(Saved data entries)
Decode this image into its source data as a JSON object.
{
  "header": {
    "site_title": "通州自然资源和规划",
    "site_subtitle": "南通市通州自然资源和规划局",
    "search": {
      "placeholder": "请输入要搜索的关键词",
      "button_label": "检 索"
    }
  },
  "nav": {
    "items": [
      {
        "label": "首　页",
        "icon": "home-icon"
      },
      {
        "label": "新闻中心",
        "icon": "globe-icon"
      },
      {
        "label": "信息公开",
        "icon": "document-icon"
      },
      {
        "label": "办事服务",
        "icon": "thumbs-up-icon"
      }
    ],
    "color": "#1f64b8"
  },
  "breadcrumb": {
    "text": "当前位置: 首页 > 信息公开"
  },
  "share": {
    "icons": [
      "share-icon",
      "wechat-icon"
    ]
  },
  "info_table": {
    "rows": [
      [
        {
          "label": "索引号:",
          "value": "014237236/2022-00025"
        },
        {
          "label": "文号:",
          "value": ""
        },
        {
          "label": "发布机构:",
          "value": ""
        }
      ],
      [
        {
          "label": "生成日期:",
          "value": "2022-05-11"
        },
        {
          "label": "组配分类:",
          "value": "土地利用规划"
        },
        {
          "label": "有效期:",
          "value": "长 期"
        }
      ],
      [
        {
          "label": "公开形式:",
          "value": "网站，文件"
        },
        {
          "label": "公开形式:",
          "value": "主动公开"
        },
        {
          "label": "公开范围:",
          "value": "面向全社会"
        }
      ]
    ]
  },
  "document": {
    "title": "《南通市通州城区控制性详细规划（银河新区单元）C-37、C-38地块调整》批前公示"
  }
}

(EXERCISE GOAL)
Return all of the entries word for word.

(WRITTEN SOLUTION)
Decode this image into its source data as a JSON object.
{
  "header": {
    "site_title": "通州自然资源和规划",
    "site_subtitle": "南通市通州自然资源和规划局",
    "search": {
      "placeholder": "请输入要搜索的关键词",
      "button_label": "检 索"
    }
  },
  "nav": {
    "items": [
      {
        "label": "首　页",
        "icon": "home-icon"
      },
      {
        "label": "新闻中心",
        "icon": "globe-icon"
      },
      {
        "label": "信息公开",
        "icon": "document-icon"
      },
      {
        "label": "办事服务",
        "icon": "thumbs-up-icon"
      }
    ],
    "color": "#1f64b8"
  },
  "breadcrumb": {
    "text": "当前位置: 首页 > 信息公开"
  },
  "share": {
    "icons": [
      "share-icon",
      "wechat-icon"
    ]
  },
  "info_table": {
    "rows": [
      [
        {
          "label": "索引号:",
          "value": "014237236/2022-00025"
        },
        {
          "label": "文号:",
          "value": ""
        },
        {
          "label": "发布机构:",
          "value": ""
        }
      ],
      [
        {
          "label": "生成日期:",
          "value": "2022-05-11"
        },
        {
          "label": "组配分类:",
          "value": "土地利用规划"
        },
        {
          "label": "有效期:",
          "value": "长 期"
        }
      ],
      [
        {
          "label": "公开形式:",
          "value": "网站，文件"
        },
        {
          "label": "公开形式:",
          "value": "主动公开"
        },
        {
          "label": "公开范围:",
          "value": "面向全社会"
        }
      ]
    ]
  },
  "document": {
    "title": "《南通市通州城区控制性详细规划（银河新区单元）C-37、C-38地块调整》批前公示"
  }
}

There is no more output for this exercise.